It’s curious that most of the socialist thinking behind the Lump-of-Labor fallacy pays lip service to Valuing the Worker…when in fact the supporters of such things are actually devaluing the worker, by suggesting that an individual adds no special skills to his/her job above and beyond what the next person standing in line could provide.

Increasing returns come from highly productive workers, innovators and investors working more. If Worker A is 2x as productive as Worker B, society will get 3x man-weeks of productive output if Worker A and Worker B both work 40 hour weeks. Society will get 4x man-weeks of productive output if Worker A works an 80 hour week.

I’ll make it a point to inform the people I know who are out of work and cannot find any of this. Any suggestions as to how to make them believe it?

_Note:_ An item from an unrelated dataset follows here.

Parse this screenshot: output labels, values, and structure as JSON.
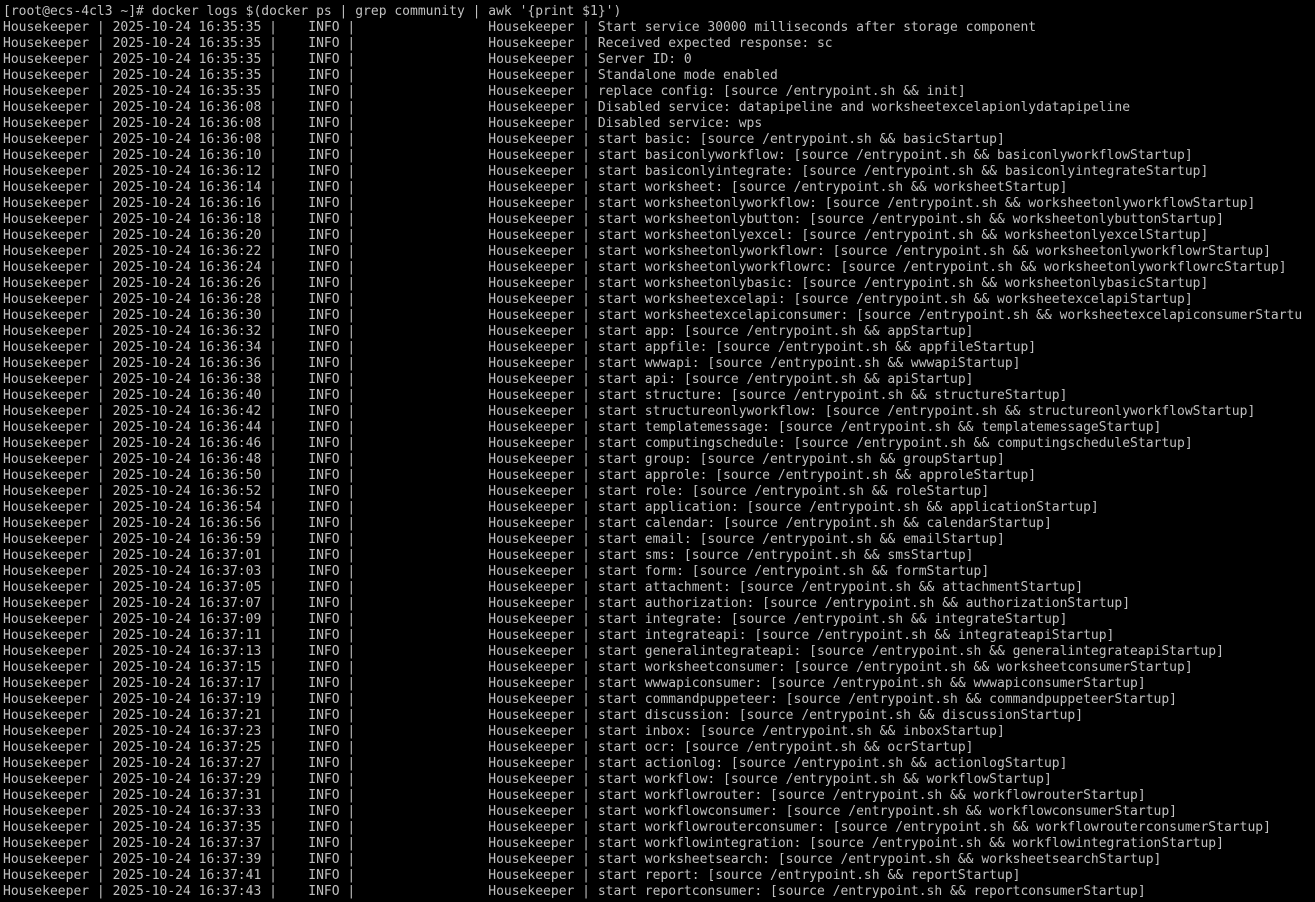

Yeah, have them go to any immigration office to see the long lines of foreigners coming in this country to work here. If we had enough workers, we would not need to bring in 50,000 additional more foreign immigrants each, and every week, week after week, month after month, year after year…and yet we still are short tens of millions of workers.

Also, take a look at all the companies who are forced to hire H1-B visa foreigners, or who have to outsource foreign labor to get enough workers.

Check with the farmers all across the land who need to hire foreign workers to pick their fruit and vegetables in order to bring in their harvests.

Only a country that has too many unfilled job openings needs to resort to record immigration in order to bringing in millions of foreign workers to get their jobs filled.